▶ _Working data_:
_ _ _ _ _ _ _

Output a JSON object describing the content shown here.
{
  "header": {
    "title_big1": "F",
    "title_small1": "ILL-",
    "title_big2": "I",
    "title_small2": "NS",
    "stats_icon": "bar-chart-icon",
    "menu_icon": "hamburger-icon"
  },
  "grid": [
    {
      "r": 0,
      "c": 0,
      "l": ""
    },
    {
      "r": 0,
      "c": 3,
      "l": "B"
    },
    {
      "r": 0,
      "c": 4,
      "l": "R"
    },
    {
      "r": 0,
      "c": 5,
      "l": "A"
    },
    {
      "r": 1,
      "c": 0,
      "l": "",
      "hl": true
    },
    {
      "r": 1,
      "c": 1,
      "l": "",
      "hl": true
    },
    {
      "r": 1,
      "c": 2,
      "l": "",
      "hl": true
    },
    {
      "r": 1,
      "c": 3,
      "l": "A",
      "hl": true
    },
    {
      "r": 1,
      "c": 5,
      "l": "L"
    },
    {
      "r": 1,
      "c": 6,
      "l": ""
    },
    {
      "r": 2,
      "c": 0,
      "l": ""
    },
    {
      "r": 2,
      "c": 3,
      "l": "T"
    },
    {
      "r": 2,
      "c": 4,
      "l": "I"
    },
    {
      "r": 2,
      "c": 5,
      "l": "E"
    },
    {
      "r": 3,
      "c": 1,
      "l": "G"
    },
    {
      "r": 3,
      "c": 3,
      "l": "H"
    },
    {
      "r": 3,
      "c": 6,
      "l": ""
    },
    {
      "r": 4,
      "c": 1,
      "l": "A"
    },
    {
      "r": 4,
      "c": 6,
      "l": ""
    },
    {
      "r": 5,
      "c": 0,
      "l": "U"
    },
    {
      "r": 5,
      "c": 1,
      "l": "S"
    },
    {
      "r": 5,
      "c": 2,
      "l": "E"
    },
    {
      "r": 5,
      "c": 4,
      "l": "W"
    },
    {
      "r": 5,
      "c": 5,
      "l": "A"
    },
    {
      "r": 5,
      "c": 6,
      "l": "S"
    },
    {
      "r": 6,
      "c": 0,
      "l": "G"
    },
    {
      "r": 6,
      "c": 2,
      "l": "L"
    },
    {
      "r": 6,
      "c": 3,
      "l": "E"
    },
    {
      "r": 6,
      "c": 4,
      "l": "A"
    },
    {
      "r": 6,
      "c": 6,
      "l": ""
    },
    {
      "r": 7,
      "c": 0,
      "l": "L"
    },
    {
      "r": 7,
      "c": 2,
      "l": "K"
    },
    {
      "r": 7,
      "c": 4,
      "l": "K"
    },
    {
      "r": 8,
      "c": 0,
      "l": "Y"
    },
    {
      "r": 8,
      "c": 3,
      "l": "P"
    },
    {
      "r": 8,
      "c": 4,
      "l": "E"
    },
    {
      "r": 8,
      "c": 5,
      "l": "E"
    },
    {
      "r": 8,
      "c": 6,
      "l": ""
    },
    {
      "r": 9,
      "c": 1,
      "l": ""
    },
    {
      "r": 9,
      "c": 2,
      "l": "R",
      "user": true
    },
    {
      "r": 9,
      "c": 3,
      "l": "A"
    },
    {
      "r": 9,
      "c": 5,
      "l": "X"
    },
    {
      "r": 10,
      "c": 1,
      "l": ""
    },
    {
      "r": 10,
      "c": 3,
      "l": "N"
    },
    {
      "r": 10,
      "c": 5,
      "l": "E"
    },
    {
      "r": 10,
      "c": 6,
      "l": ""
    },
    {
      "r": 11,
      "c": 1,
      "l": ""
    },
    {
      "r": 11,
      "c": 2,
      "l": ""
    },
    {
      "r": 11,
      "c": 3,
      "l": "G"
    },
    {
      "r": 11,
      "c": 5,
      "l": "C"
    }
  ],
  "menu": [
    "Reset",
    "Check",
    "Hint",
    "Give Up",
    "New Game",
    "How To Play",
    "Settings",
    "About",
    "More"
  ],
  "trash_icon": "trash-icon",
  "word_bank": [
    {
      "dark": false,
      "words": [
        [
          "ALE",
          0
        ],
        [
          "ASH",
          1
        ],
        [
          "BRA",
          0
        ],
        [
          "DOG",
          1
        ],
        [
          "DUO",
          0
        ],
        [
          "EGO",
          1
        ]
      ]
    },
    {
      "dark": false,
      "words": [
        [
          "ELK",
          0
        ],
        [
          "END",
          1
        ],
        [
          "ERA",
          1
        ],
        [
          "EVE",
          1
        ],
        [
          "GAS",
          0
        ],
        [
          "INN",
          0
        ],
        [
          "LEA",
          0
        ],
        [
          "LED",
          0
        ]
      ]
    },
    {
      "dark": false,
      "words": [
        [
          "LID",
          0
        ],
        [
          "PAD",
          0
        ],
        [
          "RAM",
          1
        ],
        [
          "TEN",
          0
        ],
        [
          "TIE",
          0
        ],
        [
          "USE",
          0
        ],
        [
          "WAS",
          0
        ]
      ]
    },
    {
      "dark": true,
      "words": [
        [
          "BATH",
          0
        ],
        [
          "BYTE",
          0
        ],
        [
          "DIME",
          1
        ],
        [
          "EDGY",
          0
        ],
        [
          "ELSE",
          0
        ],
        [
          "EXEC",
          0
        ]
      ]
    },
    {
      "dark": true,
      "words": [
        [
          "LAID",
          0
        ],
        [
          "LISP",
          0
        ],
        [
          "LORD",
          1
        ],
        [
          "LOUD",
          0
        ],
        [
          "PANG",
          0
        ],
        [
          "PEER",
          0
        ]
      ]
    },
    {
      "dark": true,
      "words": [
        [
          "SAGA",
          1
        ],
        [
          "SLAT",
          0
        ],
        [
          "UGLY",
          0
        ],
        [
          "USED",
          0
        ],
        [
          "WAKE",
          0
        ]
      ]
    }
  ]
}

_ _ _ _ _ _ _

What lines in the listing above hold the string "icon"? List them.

    "stats_icon": "bar-chart-icon",
    "menu_icon": "hamburger-icon"
  "trash_icon": "trash-icon",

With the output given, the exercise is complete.